Looking after someone with a life-limiting or threatening condition is tough – there’s absolutely no doubt about that. Taking on the role of helping someone manage their condition is one that requires absolutely 100 per cent commitment, a huge amount of energy, lots of patience, compassion and a huge amount more. But, as many carers will attest, it’s one of the most rewarding professions out there.
Caring – Not Always For The Elderly
It’s often assumed – and wrongly so – that only the elderly require care. However, there is a huge selection of illnesses, ailments, and conditions that could leave a person unable to carry out some tasks without the assistance of a carer. This could range from people who’ve suffered acquired brain injuries (ABI) or spinal injuries, people living with multiple sclerosis, and cerebral palsy, as well as many other illnesses. And these people can be extremely young too.
Many of those responsible for delivering care do so for a loved one. Thousands step up to the mantel to take on that responsibility each year. Some give up their careers to devote themselves to spouses, and other close relatives. With this, they’ll take on all aspects, maybe with the help of other family members. However, caring is intense – especially when given every minute of every day.
This intensity can lead to fatigue and tiredness. Sadly, many carers feel as if they can’t take a break from their role – some for the feeling of guilt, others because the situation just won’t allow them to. There are options, though.
Home Care Support – What Is It?

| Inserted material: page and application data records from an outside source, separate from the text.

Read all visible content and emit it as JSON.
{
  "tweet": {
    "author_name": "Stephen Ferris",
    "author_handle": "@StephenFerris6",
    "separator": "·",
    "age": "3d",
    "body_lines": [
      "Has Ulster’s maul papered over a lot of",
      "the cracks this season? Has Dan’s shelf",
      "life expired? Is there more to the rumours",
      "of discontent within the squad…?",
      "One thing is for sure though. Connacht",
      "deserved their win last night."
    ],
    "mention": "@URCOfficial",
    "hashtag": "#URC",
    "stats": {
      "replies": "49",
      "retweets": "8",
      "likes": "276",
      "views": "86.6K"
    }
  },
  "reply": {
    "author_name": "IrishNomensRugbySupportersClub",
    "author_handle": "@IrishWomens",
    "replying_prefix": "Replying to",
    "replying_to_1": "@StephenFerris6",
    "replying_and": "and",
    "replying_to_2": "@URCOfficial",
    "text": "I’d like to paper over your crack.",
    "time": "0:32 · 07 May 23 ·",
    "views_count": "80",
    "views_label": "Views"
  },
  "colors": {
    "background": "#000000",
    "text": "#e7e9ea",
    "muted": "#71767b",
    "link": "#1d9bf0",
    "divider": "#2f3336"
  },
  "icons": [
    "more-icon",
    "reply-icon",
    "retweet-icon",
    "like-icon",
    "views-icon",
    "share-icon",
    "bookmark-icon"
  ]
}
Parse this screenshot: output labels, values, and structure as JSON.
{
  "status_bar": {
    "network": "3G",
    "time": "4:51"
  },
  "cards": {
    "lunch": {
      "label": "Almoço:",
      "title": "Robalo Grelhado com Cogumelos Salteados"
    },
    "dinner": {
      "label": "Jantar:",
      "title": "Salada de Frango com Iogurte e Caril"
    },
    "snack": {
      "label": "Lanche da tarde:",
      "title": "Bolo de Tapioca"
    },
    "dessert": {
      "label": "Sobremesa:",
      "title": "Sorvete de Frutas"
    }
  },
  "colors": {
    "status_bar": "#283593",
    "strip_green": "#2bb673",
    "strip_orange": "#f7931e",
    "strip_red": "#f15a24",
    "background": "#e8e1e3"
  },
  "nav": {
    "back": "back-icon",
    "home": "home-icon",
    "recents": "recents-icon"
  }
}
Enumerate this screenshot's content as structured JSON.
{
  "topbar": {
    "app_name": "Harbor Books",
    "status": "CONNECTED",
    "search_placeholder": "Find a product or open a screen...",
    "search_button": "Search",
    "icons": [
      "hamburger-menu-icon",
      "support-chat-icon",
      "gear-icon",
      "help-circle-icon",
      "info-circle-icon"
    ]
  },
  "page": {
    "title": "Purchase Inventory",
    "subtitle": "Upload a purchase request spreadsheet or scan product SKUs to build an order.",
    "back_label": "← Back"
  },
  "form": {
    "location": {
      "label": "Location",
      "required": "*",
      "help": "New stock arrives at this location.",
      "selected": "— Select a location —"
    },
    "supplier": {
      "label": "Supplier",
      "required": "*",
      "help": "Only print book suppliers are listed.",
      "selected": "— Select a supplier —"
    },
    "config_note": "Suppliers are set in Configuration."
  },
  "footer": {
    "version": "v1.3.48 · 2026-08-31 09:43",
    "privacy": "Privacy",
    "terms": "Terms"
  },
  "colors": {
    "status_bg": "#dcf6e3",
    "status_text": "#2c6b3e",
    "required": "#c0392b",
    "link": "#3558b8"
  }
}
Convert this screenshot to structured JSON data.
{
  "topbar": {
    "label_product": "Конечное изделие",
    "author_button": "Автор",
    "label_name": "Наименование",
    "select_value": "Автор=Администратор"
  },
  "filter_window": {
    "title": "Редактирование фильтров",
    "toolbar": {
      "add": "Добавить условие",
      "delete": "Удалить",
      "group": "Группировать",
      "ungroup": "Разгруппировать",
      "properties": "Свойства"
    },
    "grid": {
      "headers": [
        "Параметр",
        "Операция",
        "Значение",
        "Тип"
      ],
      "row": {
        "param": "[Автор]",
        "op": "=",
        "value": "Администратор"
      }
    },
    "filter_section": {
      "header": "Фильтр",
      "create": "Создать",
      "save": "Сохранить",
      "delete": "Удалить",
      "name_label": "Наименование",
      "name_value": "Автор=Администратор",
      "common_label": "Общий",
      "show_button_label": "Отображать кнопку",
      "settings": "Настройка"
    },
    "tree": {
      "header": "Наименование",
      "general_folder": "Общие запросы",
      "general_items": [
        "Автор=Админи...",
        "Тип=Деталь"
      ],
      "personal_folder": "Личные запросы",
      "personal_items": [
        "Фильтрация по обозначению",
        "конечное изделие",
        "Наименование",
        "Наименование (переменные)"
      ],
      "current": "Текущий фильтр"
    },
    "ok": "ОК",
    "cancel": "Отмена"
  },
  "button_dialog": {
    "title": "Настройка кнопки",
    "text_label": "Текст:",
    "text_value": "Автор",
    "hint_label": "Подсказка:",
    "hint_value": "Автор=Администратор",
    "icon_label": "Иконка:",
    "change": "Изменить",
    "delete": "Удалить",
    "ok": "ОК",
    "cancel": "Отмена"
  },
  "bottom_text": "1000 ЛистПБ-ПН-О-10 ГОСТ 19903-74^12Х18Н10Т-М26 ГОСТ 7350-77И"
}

For instance, in circumstances like these, it’s possible to get home care support. Unlike full live-in care, which involves a carer moving into the home on a full-time basis to provide care, home care support enables carers to continue in their day-to-day role.
With home care support, a professional carer will simply come in and complement the work of the existing carer. They could do this by supporting in a variety of different ways – from helping with the cooking and cleaning, sitting and talking with recipient of home care, or helping them to manage their medication. It really can take many forms. And, one of the most fantastic aspects is that it can be tailored to specific demands. If you’re a carer, you don’t have to feel like you can only get help with the most basic elements.
It can also help those receiving the care too. Remember, another friendly carer coming into the home is another source of companionship – another person to sit and have a warm chat with over a cup of tea.
Home care support is essentially there to help carers when they feel like they can no longer manage by themselves. Although some carers may hold off on speaking to a home care agency for a significant period of time, it’s important to speak up – don’t be too proud. Everyone needs help at various points in life – there’s certainly nothing for carers to feel ashamed about.
And, with it, you don’t have pass on the role you’ve taken on as carer – you can still continue to do what you’re doing without having that strain over you.
Louisa Jenkins is a Grimsby-based blogger. With her previous experience as a care advisor she writes about the benefits of home care support for carers.